GIVEN RECORDS —
========================================

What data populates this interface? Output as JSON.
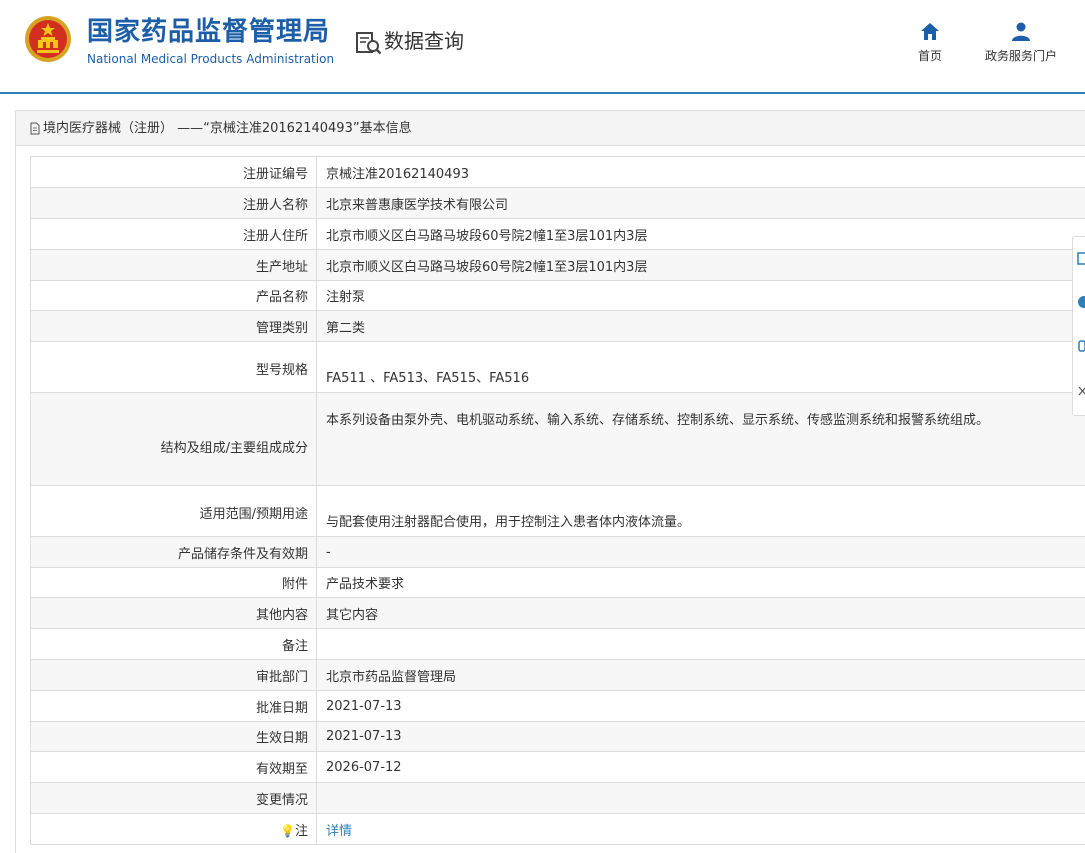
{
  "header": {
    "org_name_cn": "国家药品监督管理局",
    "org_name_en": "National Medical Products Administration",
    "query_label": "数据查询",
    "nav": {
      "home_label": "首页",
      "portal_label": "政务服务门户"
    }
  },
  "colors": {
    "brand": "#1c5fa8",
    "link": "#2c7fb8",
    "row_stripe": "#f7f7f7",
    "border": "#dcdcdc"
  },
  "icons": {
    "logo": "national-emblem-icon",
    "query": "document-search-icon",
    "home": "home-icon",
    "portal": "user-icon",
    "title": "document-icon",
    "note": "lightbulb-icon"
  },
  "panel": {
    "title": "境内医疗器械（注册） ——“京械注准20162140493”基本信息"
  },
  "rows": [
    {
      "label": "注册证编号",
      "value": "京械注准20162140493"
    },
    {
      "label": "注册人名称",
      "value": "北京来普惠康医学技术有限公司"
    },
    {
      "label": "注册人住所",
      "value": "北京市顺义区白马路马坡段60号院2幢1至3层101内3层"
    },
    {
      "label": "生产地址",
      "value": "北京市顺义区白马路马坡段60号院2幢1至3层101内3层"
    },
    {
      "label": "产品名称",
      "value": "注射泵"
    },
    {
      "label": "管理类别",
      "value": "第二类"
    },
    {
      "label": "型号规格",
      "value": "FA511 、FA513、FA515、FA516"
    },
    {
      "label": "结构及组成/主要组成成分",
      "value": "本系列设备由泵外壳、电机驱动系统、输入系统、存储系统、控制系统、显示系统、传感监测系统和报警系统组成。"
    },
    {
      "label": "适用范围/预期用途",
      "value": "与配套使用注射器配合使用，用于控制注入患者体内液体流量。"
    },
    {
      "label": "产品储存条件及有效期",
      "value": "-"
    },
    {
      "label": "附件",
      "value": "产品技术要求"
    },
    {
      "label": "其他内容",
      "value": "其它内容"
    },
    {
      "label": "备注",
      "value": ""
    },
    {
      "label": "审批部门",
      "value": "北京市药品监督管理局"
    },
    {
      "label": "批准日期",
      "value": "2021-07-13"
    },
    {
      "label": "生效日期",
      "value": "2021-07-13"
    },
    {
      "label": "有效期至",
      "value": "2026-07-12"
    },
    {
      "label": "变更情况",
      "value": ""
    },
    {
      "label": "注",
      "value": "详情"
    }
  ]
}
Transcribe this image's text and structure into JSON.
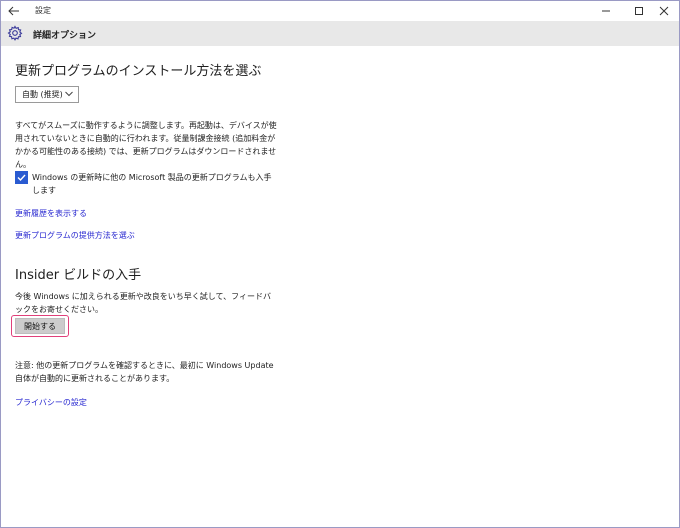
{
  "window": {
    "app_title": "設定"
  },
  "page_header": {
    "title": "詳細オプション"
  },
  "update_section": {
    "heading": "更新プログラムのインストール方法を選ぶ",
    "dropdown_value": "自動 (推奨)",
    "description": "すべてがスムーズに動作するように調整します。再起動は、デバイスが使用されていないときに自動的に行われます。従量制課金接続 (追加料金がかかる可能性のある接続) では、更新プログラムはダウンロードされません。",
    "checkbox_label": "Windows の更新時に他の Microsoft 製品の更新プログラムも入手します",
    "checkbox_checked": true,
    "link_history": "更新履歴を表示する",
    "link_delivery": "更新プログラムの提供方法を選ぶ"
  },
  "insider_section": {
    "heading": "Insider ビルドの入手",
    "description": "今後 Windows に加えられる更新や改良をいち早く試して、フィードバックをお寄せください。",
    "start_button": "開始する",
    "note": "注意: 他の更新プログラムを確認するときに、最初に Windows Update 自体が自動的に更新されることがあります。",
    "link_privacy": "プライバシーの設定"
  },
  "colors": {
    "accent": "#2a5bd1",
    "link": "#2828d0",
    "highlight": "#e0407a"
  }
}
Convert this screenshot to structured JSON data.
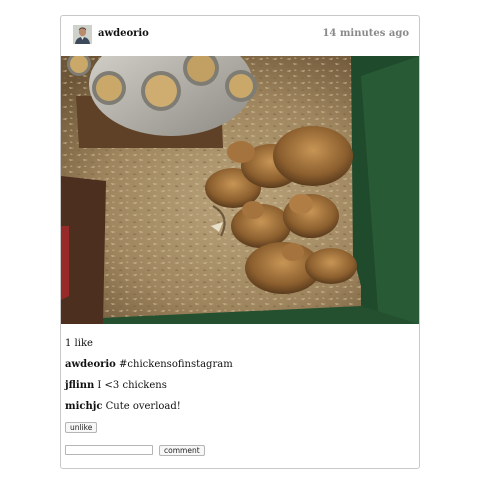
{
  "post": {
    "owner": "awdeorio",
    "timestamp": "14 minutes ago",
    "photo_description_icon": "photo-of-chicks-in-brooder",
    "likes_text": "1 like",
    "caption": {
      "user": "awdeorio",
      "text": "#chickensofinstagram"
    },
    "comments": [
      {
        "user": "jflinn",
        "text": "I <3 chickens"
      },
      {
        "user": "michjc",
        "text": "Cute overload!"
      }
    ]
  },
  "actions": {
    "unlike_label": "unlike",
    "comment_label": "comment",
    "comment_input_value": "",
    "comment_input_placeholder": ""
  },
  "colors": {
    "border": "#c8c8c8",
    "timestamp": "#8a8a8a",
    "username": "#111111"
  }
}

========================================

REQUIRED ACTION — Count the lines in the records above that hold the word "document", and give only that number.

ANSWER TO THE PROBLEM — 2